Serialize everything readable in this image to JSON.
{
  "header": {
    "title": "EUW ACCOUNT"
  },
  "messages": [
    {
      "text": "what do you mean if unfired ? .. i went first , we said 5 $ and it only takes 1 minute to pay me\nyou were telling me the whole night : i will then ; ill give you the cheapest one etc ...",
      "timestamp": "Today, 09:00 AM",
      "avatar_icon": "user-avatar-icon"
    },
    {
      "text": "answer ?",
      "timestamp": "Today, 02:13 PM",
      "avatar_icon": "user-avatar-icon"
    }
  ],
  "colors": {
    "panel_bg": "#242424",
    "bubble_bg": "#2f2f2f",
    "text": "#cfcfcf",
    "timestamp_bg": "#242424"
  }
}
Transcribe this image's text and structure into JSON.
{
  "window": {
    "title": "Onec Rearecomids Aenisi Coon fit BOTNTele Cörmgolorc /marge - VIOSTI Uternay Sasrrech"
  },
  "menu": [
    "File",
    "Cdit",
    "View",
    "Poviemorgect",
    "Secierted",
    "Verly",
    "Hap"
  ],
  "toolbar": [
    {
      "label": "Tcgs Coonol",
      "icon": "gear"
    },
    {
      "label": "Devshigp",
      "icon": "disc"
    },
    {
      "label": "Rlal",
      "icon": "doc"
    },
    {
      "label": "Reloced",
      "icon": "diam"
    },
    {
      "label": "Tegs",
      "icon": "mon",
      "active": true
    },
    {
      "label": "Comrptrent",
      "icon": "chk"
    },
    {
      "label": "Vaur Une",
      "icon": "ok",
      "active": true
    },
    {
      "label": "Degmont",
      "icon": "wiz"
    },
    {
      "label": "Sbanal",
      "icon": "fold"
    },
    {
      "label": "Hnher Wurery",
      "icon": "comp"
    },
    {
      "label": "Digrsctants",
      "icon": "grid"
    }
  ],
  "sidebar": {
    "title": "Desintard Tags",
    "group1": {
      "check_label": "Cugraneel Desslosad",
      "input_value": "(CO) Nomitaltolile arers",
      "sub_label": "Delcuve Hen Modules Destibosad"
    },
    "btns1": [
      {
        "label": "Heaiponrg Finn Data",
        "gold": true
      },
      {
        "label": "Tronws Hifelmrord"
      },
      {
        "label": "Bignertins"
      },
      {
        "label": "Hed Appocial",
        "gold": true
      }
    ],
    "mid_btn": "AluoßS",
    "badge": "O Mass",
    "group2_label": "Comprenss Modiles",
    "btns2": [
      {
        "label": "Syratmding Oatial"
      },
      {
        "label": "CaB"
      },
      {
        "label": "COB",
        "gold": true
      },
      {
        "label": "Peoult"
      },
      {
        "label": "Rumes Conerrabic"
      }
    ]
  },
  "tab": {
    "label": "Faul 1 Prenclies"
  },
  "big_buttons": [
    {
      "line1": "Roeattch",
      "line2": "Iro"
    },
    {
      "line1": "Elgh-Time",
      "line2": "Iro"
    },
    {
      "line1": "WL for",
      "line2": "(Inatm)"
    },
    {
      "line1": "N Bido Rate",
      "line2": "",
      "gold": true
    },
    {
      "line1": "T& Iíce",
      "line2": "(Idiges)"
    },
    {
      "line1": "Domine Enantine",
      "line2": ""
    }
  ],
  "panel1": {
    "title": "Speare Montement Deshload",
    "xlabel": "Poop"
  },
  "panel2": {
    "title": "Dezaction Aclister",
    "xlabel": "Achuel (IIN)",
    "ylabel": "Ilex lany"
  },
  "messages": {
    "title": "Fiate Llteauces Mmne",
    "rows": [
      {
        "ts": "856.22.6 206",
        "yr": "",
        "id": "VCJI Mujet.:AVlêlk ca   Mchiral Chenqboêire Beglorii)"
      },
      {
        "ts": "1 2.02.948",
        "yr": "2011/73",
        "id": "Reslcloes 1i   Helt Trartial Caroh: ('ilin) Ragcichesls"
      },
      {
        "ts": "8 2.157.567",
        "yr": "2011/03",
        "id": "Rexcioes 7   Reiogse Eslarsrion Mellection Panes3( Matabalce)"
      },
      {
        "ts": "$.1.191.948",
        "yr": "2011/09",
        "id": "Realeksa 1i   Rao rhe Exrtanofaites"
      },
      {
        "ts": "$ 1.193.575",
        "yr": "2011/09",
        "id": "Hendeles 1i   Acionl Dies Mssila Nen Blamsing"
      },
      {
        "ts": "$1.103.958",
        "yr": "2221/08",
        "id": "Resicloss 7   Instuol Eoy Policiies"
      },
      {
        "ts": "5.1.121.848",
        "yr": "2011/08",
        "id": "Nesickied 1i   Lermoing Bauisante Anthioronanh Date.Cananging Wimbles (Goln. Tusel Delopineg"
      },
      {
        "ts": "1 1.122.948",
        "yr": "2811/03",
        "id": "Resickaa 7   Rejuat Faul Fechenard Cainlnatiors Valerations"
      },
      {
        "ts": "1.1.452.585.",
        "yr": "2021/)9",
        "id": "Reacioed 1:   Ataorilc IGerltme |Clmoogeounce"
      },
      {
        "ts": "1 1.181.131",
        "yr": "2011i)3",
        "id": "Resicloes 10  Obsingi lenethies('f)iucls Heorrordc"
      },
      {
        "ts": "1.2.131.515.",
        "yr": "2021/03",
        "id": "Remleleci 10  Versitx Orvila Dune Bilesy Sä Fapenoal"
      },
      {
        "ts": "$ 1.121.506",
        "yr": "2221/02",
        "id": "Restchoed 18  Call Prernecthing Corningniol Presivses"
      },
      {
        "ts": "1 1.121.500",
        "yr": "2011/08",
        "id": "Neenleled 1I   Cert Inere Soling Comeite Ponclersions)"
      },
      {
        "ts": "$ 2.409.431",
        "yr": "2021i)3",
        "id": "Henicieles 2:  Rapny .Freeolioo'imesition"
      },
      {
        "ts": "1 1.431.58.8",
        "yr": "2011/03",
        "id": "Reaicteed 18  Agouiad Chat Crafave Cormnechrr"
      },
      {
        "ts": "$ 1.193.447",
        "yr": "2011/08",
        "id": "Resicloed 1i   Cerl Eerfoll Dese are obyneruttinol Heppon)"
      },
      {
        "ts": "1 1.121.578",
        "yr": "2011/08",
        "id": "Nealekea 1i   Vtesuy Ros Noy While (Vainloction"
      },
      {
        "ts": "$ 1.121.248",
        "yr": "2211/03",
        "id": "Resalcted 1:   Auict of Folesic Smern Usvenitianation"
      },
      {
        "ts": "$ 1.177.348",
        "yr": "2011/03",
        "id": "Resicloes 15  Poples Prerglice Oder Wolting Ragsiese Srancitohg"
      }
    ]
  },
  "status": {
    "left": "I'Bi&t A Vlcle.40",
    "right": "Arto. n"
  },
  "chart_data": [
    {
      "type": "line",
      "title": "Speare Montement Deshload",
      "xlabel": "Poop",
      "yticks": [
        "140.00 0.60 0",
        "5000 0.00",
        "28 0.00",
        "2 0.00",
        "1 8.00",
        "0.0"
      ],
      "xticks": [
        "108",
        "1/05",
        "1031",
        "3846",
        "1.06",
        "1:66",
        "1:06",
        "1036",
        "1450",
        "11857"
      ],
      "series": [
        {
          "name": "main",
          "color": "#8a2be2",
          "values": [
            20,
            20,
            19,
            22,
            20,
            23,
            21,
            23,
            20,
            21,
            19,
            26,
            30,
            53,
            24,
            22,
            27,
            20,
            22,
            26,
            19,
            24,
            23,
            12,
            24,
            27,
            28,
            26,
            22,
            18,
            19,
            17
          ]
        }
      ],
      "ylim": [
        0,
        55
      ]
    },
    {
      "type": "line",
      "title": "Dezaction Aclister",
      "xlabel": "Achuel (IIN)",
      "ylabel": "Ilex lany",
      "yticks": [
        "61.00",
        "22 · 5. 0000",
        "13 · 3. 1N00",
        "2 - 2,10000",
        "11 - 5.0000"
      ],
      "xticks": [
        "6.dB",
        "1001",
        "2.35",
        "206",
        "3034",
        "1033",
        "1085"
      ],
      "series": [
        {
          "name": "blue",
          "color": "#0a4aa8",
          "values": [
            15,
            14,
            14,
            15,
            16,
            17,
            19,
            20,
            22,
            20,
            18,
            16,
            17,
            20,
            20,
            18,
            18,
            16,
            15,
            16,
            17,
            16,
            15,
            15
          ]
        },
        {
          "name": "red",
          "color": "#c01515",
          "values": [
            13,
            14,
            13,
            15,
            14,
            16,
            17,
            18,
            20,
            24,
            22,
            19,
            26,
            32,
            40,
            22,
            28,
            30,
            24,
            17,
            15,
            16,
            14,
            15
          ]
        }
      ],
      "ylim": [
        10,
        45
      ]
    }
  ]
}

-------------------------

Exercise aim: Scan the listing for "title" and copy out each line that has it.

Result for this task:
    "title": "EUW ACCOUNT"
    "title": "Onec Rearecomids Aenisi Coon fit BOTNTele Cörmgolorc /marge - VIOSTI Uternay Sasrrech"
    "title": "Desintard Tags",
    "title": "Speare Montement Deshload",
    "title": "Dezaction Aclister",
    "title": "Fiate Llteauces Mmne",
      "title": "Speare Montement Deshload",
      "title": "Dezaction Aclister",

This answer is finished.